An entity manager generally doesn't exist more than once, at least not within a given simulation.  So unless we're splitting hairs over terminology here, I certainly would not advocate for such a complex setup with multiple EntityManagers because, if those entities need to interact with entities of another EntityManager; you'll have a bit of work to make that happen.


I would split your problem into two layers.


First, create an empire system that acts as a broker for all entities that exist in a particular empire.  When an empire gets created, this system knows about it.  When an entity is spawned that has an empire component that references a specific empire, this system associates that entity to the given empire.  Any communication among entities within an empire could be funneled through this system since it's goal is to act as a broker.


Next, I would have another system that sits on top of the empire system that acts as a mapper between a Player and an empire or league of empires.  This way if you decide to allow a player to control multiple empires, this system can coordinate that and handles the relationship to a specific player instance. 


If you keep your system contracts clean, you should be able to change how an empire works without it impacting it's relationship to the player and vice versa.  


A little bit of abstraction can go a long way to keeping code clean, easy to maintain, but also allows to future growth in game concepts.  It's just important not to take it too far to the extreme.

In Topic: Implementing a quest/achievement system

12 April 2015 - 11:23 AM

How you interact with the information in-memory at run-time does not have to dictate how you need to serialize it.  For example, if you were using a database to store quest and achievement data, you would typically store that in a normalized manor across several tables.  During the start-up phase of your game, you would read your database and construct in-memory objects of this data that are designed for run-time efficiency. 

In Topic: Movement system low or high level in ecs design

07 January 2015 - 02:22 PM

What's with the EntityXY framework?

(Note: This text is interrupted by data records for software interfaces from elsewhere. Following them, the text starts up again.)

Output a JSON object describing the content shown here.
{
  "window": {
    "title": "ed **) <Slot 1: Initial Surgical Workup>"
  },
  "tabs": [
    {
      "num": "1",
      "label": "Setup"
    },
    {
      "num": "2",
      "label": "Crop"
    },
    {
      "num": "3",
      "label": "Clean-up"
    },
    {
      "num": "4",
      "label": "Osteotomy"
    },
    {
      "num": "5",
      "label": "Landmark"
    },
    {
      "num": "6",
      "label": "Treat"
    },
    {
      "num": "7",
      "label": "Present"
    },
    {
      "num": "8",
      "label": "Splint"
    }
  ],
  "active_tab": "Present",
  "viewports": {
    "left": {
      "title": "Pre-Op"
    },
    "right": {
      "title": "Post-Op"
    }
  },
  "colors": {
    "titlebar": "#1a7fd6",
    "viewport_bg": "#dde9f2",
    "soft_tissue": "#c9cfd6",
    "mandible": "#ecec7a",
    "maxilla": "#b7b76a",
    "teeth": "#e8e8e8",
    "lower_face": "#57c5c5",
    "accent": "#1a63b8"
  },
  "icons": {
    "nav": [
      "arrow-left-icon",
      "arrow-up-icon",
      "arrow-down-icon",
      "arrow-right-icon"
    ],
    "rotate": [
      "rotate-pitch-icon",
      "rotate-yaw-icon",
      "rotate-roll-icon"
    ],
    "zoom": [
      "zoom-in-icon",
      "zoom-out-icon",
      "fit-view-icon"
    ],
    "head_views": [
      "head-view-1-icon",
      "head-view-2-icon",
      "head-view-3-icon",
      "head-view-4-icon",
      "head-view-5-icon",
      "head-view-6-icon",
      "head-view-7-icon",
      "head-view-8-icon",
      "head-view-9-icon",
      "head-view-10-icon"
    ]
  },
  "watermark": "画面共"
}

I look at this, while implementing my framework, the system manager is greatly the same.


But my question to the post of crancran remains, could the message queue for moving the entities combined with an event manager which I need anyway?

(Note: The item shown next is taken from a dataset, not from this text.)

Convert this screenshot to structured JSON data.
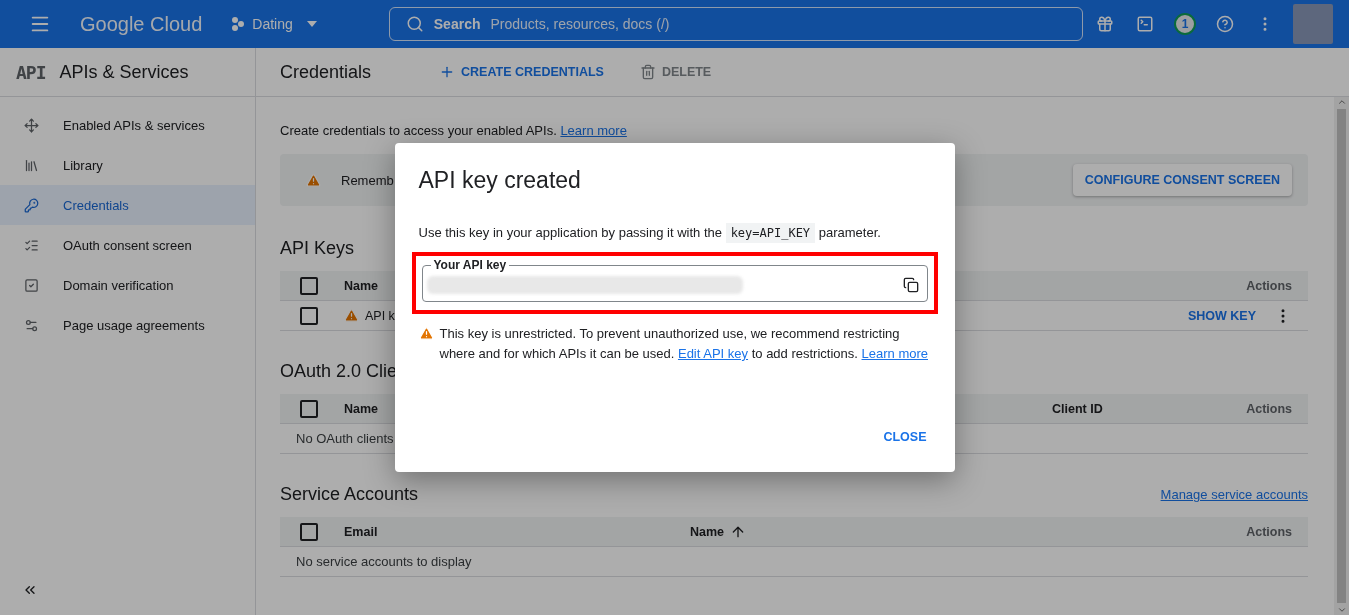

The reason you find so many variants of an entity framework is because there is no standard practice.


As for the queue, you could implement a single or multiple queues depending on your needs.  Chances are a single queue would be sufficient as a starting point and build upon that idea long-term if you find you need to separate the queues for any particular reason.